Like, Comment, Subscribe: Inside YouTube's Chaotic Rise to World Domination (Large Print / Paperback)
The gripping inside story of YouTube, the company that upended media, culture, industry, and democracy—by a leading tech journalist
Across the world, people watch more than a billion hours of video on YouTube every day. Every minute, more than five hundred additional hours of footage are uploaded to the site, a technical feat unmatched in the history of computing. YouTube invented the attention economy we all live in today, forever changing how people are entertained, informed, and paid online. Everyone knows YouTube. And yet virtually no one knows how it works.
Like, Comment, Subscribe is the first book to reveal the riveting, behind-the-scenes account of YouTube’s technology and business, detailing how it helped Google, its parent company, achieve unimaginable power, a narrative told through the people who run YouTube and the famous stars born on its stage. It’s the story of a revolution in media and an industry run amok, how a devotion to a simple idea—let everyone broadcast online and make money doing so—unleashed an outrage and addiction machine that spun out of the company’s control and forever changed the world.
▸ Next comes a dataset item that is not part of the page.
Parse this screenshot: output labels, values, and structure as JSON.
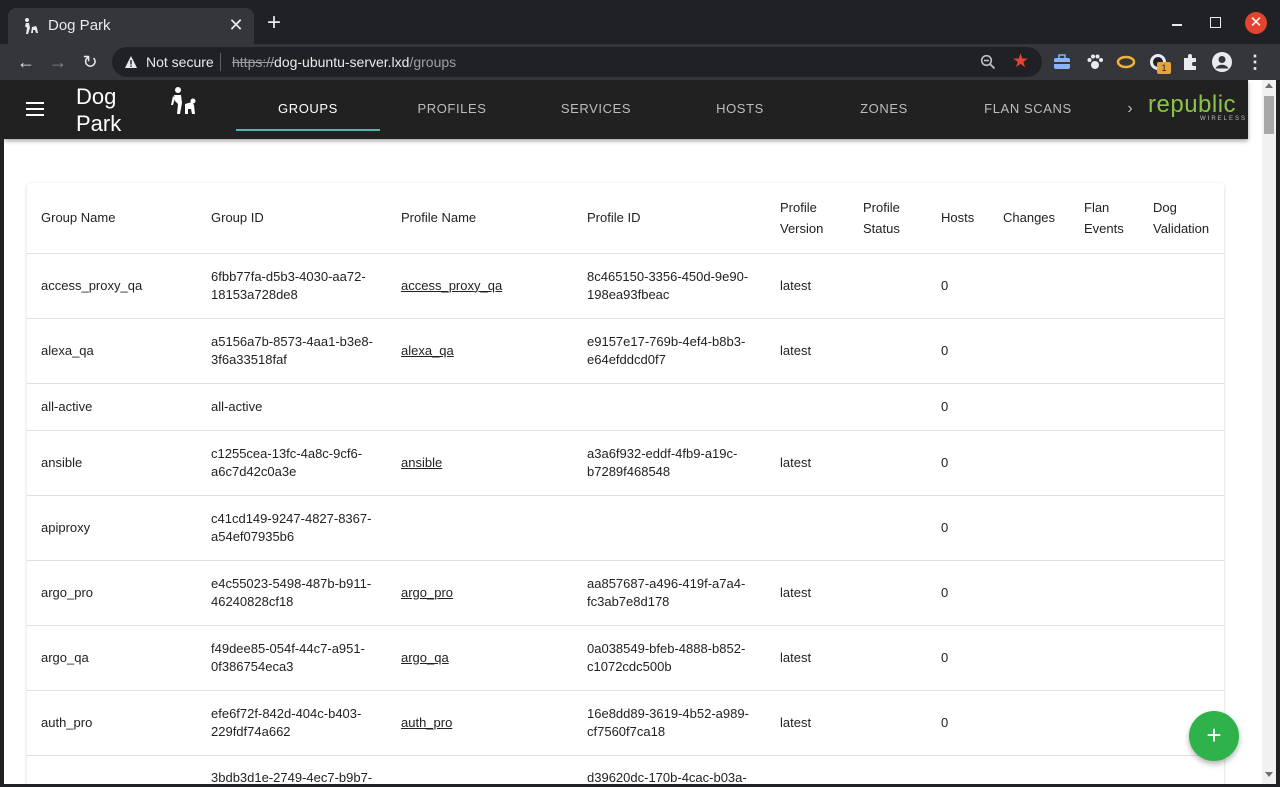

Mark Bergen, a top technology reporter at Bloomberg, might know Google better than any other reporter in Silicon Valley, having broken numerous stories about its successes and scandals. As compelling as the very platform it investigates, Like, Comment, Subscribe is a thrilling, character-driven story of technological and creative ingenuity and the hubris that undermined it.
About the Author
Mark Bergen has been one of the leading business journalists covering everything about Google for more than seven years. He writes for Bloomberg and Businessweek, and previously reported on technology and media for the premier industry publications Recode and Ad Age. Before that, he covered business and economics from India, writing articles for The New York Times, The Wall Street Journal, Time, Reuters, the BBC, The New Yorker, and several other outlets. He has frequently discussed his Google reporting on Bloomberg TV, CNBC, MSNBC, and NPR stations. He lives in California and watches a considerable amount of YouTube.